6. Cross-country comparisons are rendered difficult by several factors: some countries spend a lot on housing to deal with a harsh climate; leisure-loving societies do not have their leisure valued; exchange rates used to express GDP figures in common currencies do not accurately reflect cost-of-living differences; and differences in income distributions are ignored.
Despite these problems in using GDP to measure an economy's welfare and to compare it to other economies, most economists are comfortable using GDP figures for comparisons over time, such as measuring an economy's growth rate. So long as the size of the underground economy is stable, there are no dramatic changes in crime and pollution, and the fraction of an economy's economic activity that appears on markets is relatively constant, growth measures should paint an adequate picture of economic progress.
But economic growth is not the only way of measuring progress, and many believe that the high profile of GDP has served to divert attention from other forms of human progress. One respected alternative measure is the human development index, developed in 1990 by the United Nations Development Programme. It is an index calculated as an equally weighted average of relative performances on measures of life expectancy, educational attainment, and income. Canada and the United States are the top countries by this measure.
Just as a company would be unwise to chart its course by looking at its cash flow without looking at its balance sheet, so would a country be unwise to focus on GDP without looking at its its worth. The World Bank has ranked countries by per capita wealth, calculated by estimating the value of each country's natural resources, machinery, buildings and other man-made capital, and human resources. By this measure the wealthiest countries are those with few people and lots of oil, like the United Arab Emirates, and countries with few natural resources but substantial human ingenuity, such as Switzerland. Resource-rich Australia and Canada top this ranking; the United States is twelfth, just behind Norway.
One of the most prominent ways in which GDP changes can be misleading is if the effects of overall price changes on this measure are not taken into account. Doing so produces the important distinction between real and nominal GDP.

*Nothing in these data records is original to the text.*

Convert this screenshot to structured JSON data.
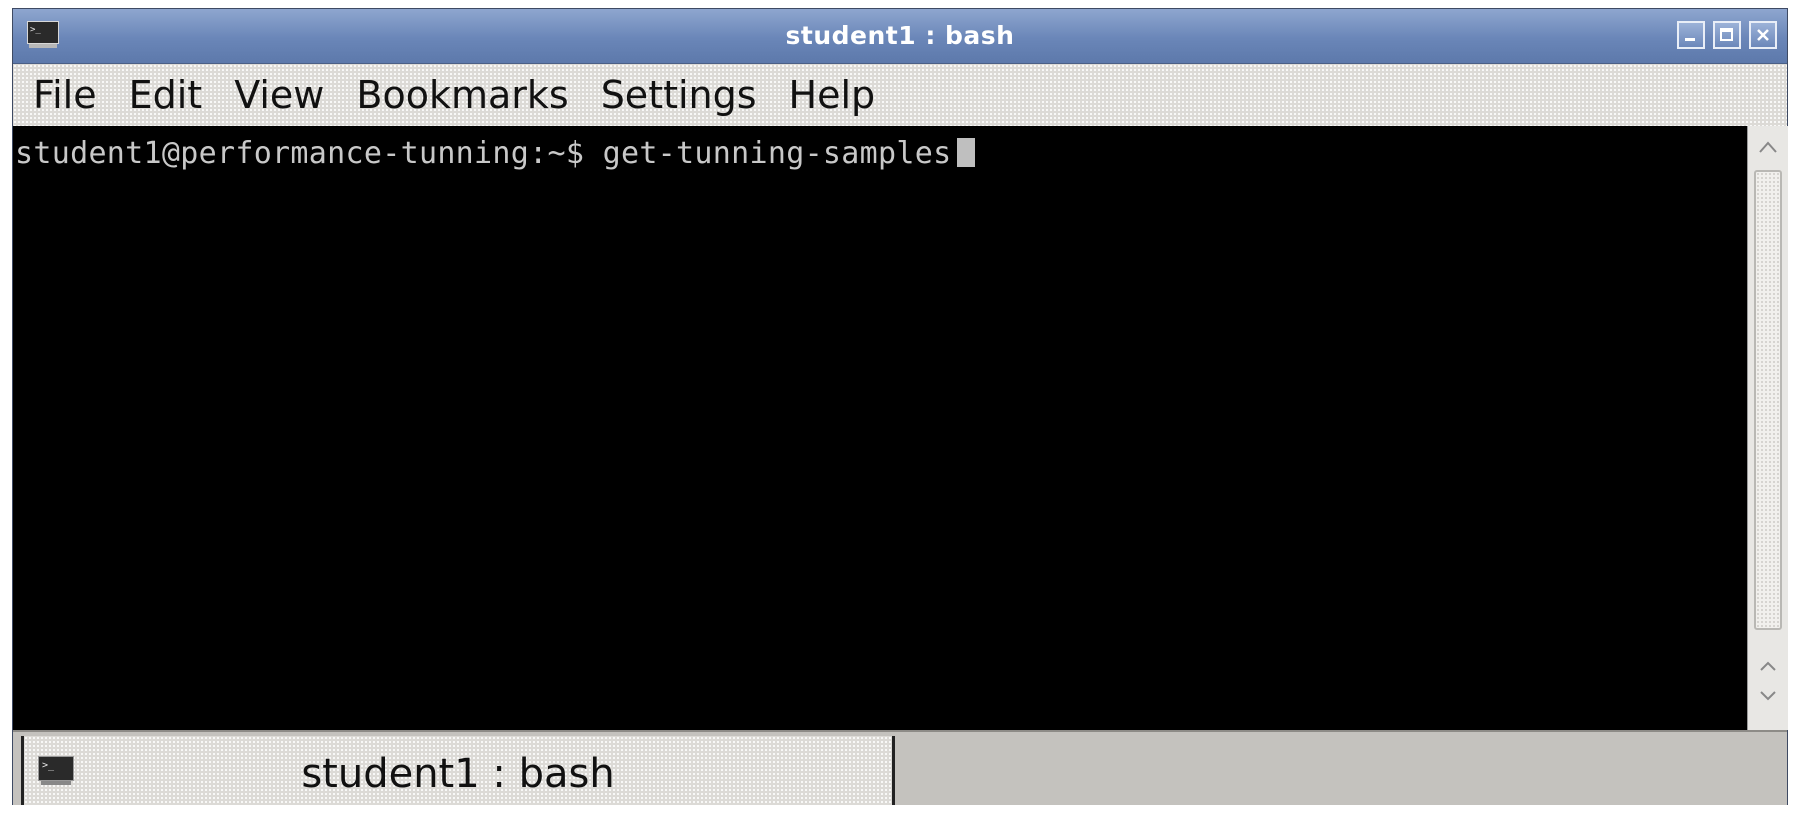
{
  "window": {
    "title": "student1 : bash",
    "controls": [
      "minimize-icon",
      "maximize-icon",
      "close-icon"
    ]
  },
  "menubar": {
    "items": [
      {
        "label": "File"
      },
      {
        "label": "Edit"
      },
      {
        "label": "View"
      },
      {
        "label": "Bookmarks"
      },
      {
        "label": "Settings"
      },
      {
        "label": "Help"
      }
    ]
  },
  "terminal": {
    "prompt": "student1@performance-tunning:~$",
    "command": "get-tunning-samples"
  },
  "tabs": [
    {
      "label": "student1 : bash",
      "icon": "terminal-icon"
    }
  ],
  "colors": {
    "titlebar": "#6a86b8",
    "terminal_bg": "#000000",
    "terminal_fg": "#c8c8c8"
  }
}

2.4 Real Versus Nominal GDP
One way the GDP measure can increase is if the nation produces a larger physical quantity of goods and services, implying that more goods and services are available for distribution to participants in the economy. Such a change would be of importance to our standard of living. But GDP can also change simply because the prices of all goods and services rise, as they do during an inflation. In this case a larger GDP does not correspond to a larger physical quantity of goods and services. Typically, each year GDP increases for both reasons, so some way of distinguishing changes in GDP due to physical changes in output from changes due to price level changes must be found.